Together, they write as Ermilia.

Did you enjoy the review?  You could win a gift card and I could win one too!  Just leave a comment about the review below and you’re entered in the drawing.


Title: Paranormalcy (Book 1 in Paranormalcy)
Author: Kiersten White
Publisher: HarperTeen – HarperCollins
Release Date: August 31, 2010

Weird as it is working for the International Paranormal Containment Agency, Evie’s always thought of herself as normal. Sure, her best friend is a mermaid, her ex-boyfriend is a faerie, she’s falling for a shape-shifter, and she’s the only person who can see through paranormals’ glamours, but still. Normal.
Only now paranormals are dying, and Evie’s dreams are filled with haunting voices and mysterious phophecies. She soon realizes that there may be a link between her abilities and the sudden rash of deaths. Not only that, but she may very well be at the center of a dark faerie prophecy promising destrucion to all paranormal creatures.
So much for normal.

Evie is full of wit. Her fun-loving nature, her original, bubbly self, can’t be contained – the only other way she comes over is as protective or sarcastic because people are dampening her spirit. But when she’s around Lend, her character becomes hopeful, cheery, and nothing can stop her. I love the romance in this book because it’s innocent and true. There’s no need for more, it’s good just the way it is. The two of them complete each other, and it’s pretty perfect. I love the plot, too. The way that Evie is trying to figure out what’s really going on, yet her desire to be normal, conflicts but it’s just who Evie is – there’s no real inner struggle – she does the right thing. I really liked her character because she was sensible. She wasn’t stupid by keeping secrets that would backfire on her in the end; she was truthful and that paid off when she did what she thought was the right thing to do – she wasn’t selfish, but for a moment, and really, who could blame her? The temptations she endured at the end and what actually happened make me love her even more, and I am super excited to see what she and Lend get up to in the next book!
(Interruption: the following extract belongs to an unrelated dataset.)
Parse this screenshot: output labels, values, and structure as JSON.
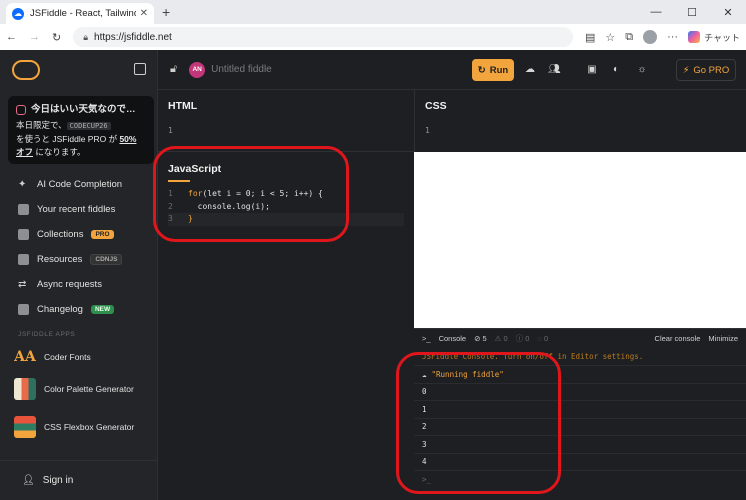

~Yours Truly

Lola and the Boy Next Door

Title: Lola and the Boy Next Door
Author: Stephanie Perkins
Publisher: Dutton – Penguin Group, USA
Release Date: September 29, 2011

Budding designer Lola Nolan doesn’t believe in fashion . . . she believes in costume. The more expressive the outfit—more sparkly, more fun, more wild—the better. But even though Lola’s style is outrageous, she’s a devoted daughter and friend with some big plans for the future. And everything is pretty perfect (right down to her hot rocker boyfriend) until the dreaded Bell twins, Calliope and Cricket, return to the neighborhood.
When Cricket—a gifted inventor—steps out from his twin sister’s shadow and back into Lola’s life, she must finally reconcile a lifetime of feelings for the boy next door.

Stephanie Perkins has done it again. I fell in love with this book – the unique characters, the family dynamics, the friendship, the romance, and the self-discovery. It was definitely an emotional roller-coaster, and this has just become my favorite contemporary novel. My favorite part was definitely Lola’s family and her own personality. Her dreams to be a designer are completely realistic, and I loved her sense of self, even if she didn’t always realize she had it. Her dads, too, her hilarious. I loved how they both worked together to raise Lola and how the gay parent dynamic was explored. It was interesting to see Lola’s perspective about her dads, too, and on her birth mother. I’d say thatthatpart of the family was just as dysfunctional as every other family in real life. It was great to see it come to life. And then, of course, there’s Max and Cricket. I’m not going to get too into that – it’s way to complicated. I’m just going to say that the ending was sweet, and I can’t wait to see what Stephanie has in store for us next!

~Yours Truly